Friday, 6 p.m. The bombing has been terrific all afternoon, and many more fires are burning in our neighborhood. The Japanese are loading their stores on pushcarts and moving to a house on Taft Avenue. They are all under full pack and camouflaged with leaves. They only need a tail to make one think of beasts of burden, or just beasts.

I’ve been yelling about looting but some of our servants just showed up with cans of waterlily stems and crab flakes—from the Japanese stores. Later. They taste wonderful, too.

Furniture is tumbling around and the dishes are crashing. I have been resting my arms from hauling water from the well. The kids wanted me to read them a story and all I could lay hands on quickly that sounded like children’s reading was James Thurber’s Fables of Our Times. I don’t think his version of Little Red Riding Hood is orthodox, nor do the children! But they love to be read to.

The big gun on the boulevard that had such a special tone, seems silenced. Certainly hope so. We have no
news. Ermita and Malate districts are burning. We can see the flames sky high.

Confidentially, shot and shell aren’t half so bad to take as the plumbing problem! Eight people, four children among them, make a lot of bathroom traffic at any time, and with no water in the pipes, it’s hellish. We carry water from the well to the bathrooms, but it isn’t a very satisfactory method. I call it the “hot-and-cold- running-boy” system—only sometimes the boy is me.

Good old Sophia is the bright star among us. Her job is to wash, and she washes.

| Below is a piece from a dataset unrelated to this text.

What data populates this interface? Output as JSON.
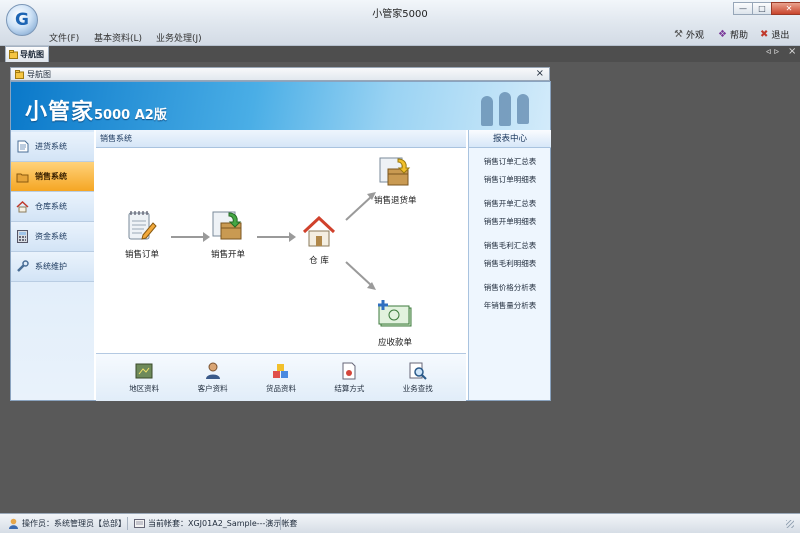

She has her pans assembled
beside the well, has dug a ditch for waste, and there she squats, placidly washing. If it get too rough, she ambles to the shelter. And what’s more, she irons—with a huge charcoal iron she dug up from somewhere.